Each customer business function is a mix of costs and opportunities. Can you optimize the customer's mix—that is, can you enable it to more nearly deliver its optimal contribution to profits? If you can learn how to master the mix of customer costs in an industry's manufacturing process, for example, you can ensure your role as the industry's standard-bearer.
All customers allocate certain resources to each of their businesses and their functions. This is their asset base—actually, their cost base. Some of these resources are supplied internally. They consist of their own people and the capital they use. The rest of their resources come from outside—the products, services, and systems that are acquired from a variety of suppliers. Taken together, these internal and external resources form the customers' current operating "mix." In order to partner, you will have to help create a mix that can contribute higher profits.
All customer businesses operate with a mix. Some mixes are simply conglomerations of products. Others add services such as training or maintenance. Still others are composed of systems that, in turn, are composed of subsystems or, when amalgamated, contribute to networks. You must determine where you fit in every mix, what value you can add to it, and what the worth of that value can be to you and a customer.
The mix becomes your market. It is where you fit, where you operate, where you belong. It becomes the arena of your expertise. You must know how to make it produce profits in the most cost-effective manner, and you must know this better than anyone else. You must master the mix so well that you can position yourself with customers as their industry's "mixmaster."
Customer mixes usually lag behind the optimal mix. They frequently represent a sizable investment. They are also hidebound to a customer's learning curve. People have learned how to operate the current mix and have become familiar with its capabilities and its quirks. Training programs have been built around it. Cost and production schedules are established for it. Psychologically, it has become "the way we do things around here," a part of the gruel of corporate culture. It must be approached remedially but respectfully. You must not want to run your customers' businesses. You must want to partner with them so that they can run them better.
There are three main strategies for optimizing a customer's operating mix:
You can supplant one or more elements in the current mix. If the mix is labor-intensive, for example, you may be able to reduce labor content by substituting an automated process or eliminating an operation altogether. Or you may be able to combine multiple processes such as forecasting and inventory control, thereby eliminating overlapping and duplicated costs.
You can substitute your product or process for a competitive product or process that is part of the customer's current mix. The basis for your recommendation must be that improved financial benefits will accrue to the customer if the mix is altered—not simply that more advantageous performance benefits will be realized.
You can manage the mix internally as its systems integrator or facilities manager, working under a profit-improvement contract with a customer. Alternatively, you can manage the mix as its outsourcer.

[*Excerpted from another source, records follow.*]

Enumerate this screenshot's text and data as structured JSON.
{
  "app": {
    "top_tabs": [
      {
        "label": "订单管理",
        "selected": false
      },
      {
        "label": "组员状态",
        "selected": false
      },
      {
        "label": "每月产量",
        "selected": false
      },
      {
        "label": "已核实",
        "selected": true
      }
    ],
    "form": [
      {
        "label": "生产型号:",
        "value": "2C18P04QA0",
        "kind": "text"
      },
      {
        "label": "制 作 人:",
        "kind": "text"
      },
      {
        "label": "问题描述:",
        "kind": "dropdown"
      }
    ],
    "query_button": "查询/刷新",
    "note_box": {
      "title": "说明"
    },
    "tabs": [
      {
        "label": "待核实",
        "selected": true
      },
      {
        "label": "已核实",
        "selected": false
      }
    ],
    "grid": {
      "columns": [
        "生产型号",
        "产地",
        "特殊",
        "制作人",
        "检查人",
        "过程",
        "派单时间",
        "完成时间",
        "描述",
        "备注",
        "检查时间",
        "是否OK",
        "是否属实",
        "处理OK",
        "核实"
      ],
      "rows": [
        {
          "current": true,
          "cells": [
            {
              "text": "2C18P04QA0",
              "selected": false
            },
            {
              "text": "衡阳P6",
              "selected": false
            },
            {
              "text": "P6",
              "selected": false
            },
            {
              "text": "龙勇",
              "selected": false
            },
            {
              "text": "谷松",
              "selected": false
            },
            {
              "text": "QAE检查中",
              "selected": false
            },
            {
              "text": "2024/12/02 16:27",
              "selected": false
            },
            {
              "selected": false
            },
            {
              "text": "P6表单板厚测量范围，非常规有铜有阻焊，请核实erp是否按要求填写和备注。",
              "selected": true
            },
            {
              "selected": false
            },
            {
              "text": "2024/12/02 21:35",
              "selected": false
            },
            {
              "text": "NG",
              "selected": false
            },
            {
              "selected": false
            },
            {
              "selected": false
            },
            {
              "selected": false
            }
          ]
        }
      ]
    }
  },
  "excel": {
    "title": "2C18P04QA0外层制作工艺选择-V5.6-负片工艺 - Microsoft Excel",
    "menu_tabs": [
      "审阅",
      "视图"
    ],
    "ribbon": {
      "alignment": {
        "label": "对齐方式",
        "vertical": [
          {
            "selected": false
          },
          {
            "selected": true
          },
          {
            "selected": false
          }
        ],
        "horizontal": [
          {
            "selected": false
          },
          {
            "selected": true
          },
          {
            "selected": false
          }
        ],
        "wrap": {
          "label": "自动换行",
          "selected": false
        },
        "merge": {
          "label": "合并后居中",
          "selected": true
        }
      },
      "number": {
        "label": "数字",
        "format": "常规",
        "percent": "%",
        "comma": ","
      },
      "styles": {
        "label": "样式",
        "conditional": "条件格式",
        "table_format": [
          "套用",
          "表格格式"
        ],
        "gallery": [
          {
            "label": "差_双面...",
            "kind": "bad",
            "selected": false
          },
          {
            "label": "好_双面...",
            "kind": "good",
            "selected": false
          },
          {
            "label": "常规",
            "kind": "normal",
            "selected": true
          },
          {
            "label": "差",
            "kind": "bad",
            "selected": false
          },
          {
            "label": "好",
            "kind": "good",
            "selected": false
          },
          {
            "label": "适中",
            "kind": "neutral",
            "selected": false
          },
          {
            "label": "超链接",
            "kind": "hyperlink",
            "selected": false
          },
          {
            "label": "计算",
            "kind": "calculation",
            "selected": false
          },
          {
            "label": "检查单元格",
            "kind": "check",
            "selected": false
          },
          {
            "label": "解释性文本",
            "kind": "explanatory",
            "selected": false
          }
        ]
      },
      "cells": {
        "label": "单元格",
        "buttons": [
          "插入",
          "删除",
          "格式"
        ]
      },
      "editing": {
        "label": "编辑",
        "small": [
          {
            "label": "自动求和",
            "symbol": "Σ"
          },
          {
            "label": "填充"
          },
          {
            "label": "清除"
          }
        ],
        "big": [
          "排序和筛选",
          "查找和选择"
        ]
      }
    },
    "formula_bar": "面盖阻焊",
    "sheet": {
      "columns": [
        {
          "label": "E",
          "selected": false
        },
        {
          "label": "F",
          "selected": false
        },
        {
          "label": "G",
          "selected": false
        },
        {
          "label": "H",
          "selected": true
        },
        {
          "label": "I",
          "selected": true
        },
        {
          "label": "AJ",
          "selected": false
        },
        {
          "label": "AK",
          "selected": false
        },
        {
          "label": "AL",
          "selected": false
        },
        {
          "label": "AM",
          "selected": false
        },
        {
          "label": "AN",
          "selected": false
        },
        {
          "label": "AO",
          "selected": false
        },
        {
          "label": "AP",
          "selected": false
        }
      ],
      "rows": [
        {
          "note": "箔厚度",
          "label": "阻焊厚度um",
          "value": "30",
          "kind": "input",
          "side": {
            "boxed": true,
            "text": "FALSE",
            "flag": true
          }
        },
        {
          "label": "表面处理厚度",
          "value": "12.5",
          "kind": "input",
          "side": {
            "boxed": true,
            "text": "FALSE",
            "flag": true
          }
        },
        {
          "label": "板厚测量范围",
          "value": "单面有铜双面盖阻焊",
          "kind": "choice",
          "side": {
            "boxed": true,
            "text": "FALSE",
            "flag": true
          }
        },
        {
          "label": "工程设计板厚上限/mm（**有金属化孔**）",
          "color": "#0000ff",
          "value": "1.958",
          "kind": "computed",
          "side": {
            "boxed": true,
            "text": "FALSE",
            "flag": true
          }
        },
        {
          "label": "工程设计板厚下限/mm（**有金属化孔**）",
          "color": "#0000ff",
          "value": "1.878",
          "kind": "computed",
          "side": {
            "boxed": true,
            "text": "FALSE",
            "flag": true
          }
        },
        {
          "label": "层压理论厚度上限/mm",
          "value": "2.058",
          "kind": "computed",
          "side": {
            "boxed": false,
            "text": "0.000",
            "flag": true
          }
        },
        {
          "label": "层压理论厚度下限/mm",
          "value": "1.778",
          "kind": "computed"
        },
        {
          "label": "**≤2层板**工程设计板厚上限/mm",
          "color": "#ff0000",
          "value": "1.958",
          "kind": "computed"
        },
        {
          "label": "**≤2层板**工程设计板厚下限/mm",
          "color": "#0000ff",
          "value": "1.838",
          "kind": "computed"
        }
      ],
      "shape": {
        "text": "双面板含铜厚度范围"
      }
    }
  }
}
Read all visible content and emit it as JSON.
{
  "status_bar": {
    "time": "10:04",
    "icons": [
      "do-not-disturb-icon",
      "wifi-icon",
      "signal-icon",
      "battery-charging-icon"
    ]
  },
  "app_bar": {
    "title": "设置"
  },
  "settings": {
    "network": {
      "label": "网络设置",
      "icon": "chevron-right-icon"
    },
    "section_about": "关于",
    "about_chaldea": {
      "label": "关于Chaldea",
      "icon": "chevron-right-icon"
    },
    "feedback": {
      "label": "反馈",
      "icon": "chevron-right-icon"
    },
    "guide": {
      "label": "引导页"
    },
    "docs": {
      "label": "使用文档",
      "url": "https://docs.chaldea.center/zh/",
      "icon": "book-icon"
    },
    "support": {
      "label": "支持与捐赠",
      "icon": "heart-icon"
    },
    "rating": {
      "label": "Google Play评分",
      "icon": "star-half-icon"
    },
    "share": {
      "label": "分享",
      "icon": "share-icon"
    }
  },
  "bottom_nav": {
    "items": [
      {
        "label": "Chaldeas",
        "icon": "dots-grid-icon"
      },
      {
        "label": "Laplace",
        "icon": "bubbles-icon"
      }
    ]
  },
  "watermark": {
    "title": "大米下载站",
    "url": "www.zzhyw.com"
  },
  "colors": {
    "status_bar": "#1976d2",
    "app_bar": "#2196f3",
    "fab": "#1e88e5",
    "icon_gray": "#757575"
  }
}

The specific strategies for partnering by means of optimizing a customer's mix depends on the industry you serve. If you sell personal care products to supermarket and drug chains, you can penetrate by optimizing the mix of the number of facings that stores allocate to your products compared to competitors', the locations of your facings, and the type of displays. The proof of your optimization has to be quantified in financial benefits, such as profit improvement per square foot, overall improvement from personal care department contribution per store, or improved profit contribution from related item sales. Or you may propose to optimize a customer's mix by taking on the role of manager of the personal care product category.
If you sell financial services such as stocks and bonds, insurance, real estate investments, or money market funds to affluent individuals, you can optimize the mix of their portfolios in terms of growth potential, risk, and current payout. The proof of your optimization has to be quantified in dollar benefits, such as higher earnings, lowered taxes, or increased net worth.
Customers are preoccupied with growth. In business, you grow or die. Without growth, costs overtake you, new technologies outmode you, and competitors outmarket or outflank you. Customer managers take partners precisely to hedge against these risks.
All consultants discover that it is easier to reduce a customer's costs than to expand sales, and it is a good deal easier to quantify the resulting improvement to profits from cost reductions. But consultants quickly learn that no customer business exists to control costs. Customers are in business to make money, and the only way to make money is through sales. A consultant who is positioned as a cost reducer can be important to a customer. But a consultant who is positioned as a sales developer is vital.
New profits from increasing customers' volume at the same margin or increasing margins at the same volume are the stuff of which growth is made. As a result, customers can control more of a market and become the profit leader if not the leader in market share. There is nothing wrong with being low-cost producers. But if consultants are expert in cost reduction, they should learn how to translate their impact into its effect on revenues so that they can be positioned as growth contributors.
All cost reductions can be translated into their sales equivalent. A reduction in the cost contributed by unnecessary inventory expense can be interpreted as the equivalent of a corresponding increase in sales revenues. This is equally true for a decrease in the cost contributed by scrap from off-specification production, from rejects or rework, from failures to make same-day delivery, from late billing, and from late collection of accounts receivable. If these costs are reduced, their earnings equivalent is the dollars saved or avoided: How much profit on how many dollars' worth of how many units sold over how much time stated as "the equivalent in profits from the sale of 500,000 cartons each week—or 1,000 carloads every seventy-two hours—or ten additional aircraft operating each day at an 80 percent load factor."